He looked about thirty years old. He was of medium height and athletic build, which made him look younger than his age. Blue jeans, a clean, slightly worn shirt, and a camera, thrown over his shoulder like a soldier’s rifle. A pair of kind grayish-green eyes on a thin, tanned face. In a brief conversation, we found out that Andrey was from St Petersburg, had served as a Special Forces officer, and then lived for several years in a mission of the Valaam Monastery. He was divorced, and it was not his first time on Mount Athos. We told him that we were on our way to Simonopetra, but had to stop there. Our new companion advised us to sail to Daphne on the following day.
– It’s a long hard climb to Simonopetra, and when you get there, it is still uncertain whether you will be accepted.
Well, that was quite reasonable. We have two nights ahead of us. We were going to spend the first night in St Gregory, and the other one we were planning to spend in the Russian Monastery of St Panteleimon. If we went to Simonopetra, there would probably be a short stop and an excursion there. However, “satiating with grace” was more important for us than sightseeing, and we were short of time. Besides, where would we go from Simonopetra? Knowing our travel speed, we would make it somewhere near the main port of Athos by the evening at the earliest. Andrei was right. We would be better off sailing to Daphne, and from there, God willing, through Xeropotamou to St Panteleimon monastery.
“When you are in St Panteleimon, do not be surprised if you are received unfriendly,” Andrey instructed us. “They don’t like being the last on people’s visiting lists, especially when the diamonitirion is issued to their monastery. They may yell at you if they see you taking pictures on the monastery grounds. – We have already heard something like that about our fellow Athos monastery. – Don’t pay too much attention to this. Life on Athos has its own particularities.
Our conversation was interrupted. The refectory door opened, and a semantron sounded, calling us for dinner. We followed the brethren (at least thirty people suddenly appeared out of nowhere) and went inside. Perpendicular to the abbot’s, there was another table. A monk without any special insignia was sitting at it. Peering short-sightedly (as it seemed to me), he cautiously pointed towards the place opposite. This Athonite Monk looked like a kind old woodsman from Russian folk tales. Finally, everyone was in and the prayer began. Apparently, at the head of the table was Hegumen himself. He was not gray-bearded or elderly, but an intelligent-looking man, looking sort of like a senior researcher. He blessed the meal, and the long-established mechanism began to work. Somebody started reading lives of the saints (in Greek), while everyone else began to eat.
I cannot say that I was hungry, but as soon as I looked at the food, my reflexes worked properly. There were bowls of porridge on the table in front of each of us. They looked very appetizing and the portions were just right. The tomatoes were served right on the table, next to green olives in small salad bowls, bottles of olive oil, a cucumber and a pear next to it. Fruits have always supplemented the monastic diet. Each of us had a jar of unsweetened yogurt.

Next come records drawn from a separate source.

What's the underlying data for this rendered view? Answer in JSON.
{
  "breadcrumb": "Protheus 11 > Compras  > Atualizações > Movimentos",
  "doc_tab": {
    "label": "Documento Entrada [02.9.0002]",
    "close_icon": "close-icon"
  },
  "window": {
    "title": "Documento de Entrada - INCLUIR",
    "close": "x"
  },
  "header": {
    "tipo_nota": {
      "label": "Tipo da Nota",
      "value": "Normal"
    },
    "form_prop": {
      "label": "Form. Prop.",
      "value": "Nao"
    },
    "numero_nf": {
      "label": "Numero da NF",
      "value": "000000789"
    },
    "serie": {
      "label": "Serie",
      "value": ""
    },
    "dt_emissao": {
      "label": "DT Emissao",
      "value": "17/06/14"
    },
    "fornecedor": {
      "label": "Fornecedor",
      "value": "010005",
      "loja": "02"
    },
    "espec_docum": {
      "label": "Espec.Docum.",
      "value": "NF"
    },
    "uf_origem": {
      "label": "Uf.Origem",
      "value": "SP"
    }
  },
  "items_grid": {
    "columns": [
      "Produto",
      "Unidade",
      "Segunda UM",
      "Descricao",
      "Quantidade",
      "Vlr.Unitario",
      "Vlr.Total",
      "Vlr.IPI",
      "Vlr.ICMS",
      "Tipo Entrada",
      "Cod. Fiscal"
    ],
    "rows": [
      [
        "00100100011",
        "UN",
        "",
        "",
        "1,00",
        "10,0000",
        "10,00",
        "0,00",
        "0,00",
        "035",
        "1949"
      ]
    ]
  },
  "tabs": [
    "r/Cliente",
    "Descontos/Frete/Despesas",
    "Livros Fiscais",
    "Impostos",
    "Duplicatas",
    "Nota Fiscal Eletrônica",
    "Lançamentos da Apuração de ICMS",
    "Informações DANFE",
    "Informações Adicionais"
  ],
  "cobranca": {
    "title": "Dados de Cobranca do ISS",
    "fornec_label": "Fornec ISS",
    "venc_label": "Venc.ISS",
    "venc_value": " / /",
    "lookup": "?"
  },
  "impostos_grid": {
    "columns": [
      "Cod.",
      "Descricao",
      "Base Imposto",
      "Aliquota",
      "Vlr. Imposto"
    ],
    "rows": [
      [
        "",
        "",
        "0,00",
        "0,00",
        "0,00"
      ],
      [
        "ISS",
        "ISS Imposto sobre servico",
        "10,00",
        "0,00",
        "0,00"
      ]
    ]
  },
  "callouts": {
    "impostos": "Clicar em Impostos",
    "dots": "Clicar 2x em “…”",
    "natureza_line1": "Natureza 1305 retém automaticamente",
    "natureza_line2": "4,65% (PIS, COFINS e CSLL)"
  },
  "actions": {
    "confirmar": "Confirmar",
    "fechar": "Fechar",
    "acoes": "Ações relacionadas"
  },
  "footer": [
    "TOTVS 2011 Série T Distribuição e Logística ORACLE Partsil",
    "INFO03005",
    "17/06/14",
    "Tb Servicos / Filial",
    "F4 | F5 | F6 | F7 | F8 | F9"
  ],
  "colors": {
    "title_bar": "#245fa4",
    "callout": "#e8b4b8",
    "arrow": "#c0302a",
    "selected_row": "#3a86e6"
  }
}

I took my large spoon and began with the bowl of delicious porridge. I think I closed my eyes in anticipation when someone called me. I opened my eyes. The “woodsman monk”, sitting opposite, smiled apologetically and gave me a deep bowl, showing that I should give him part of my portion. Hiding a slight regret, I halved the porridge on my plate. The bowl went in a circle, and I remembered having read about this Athonite custom to give up part of the portion. A great way to lose weight was as simple as simply giving up half of your meal. Glancing around stealthily, I tried to observe the measure and manners adopted by the local brethren. The father across the table took a knife, peeled a pear, cut it into pieces and put them in his jar of yogurt. It seemed to me that he did it in a somewhat demonstrative manner, so I followed his example. Yummy!
Translated by The Catalogue of Good Deeds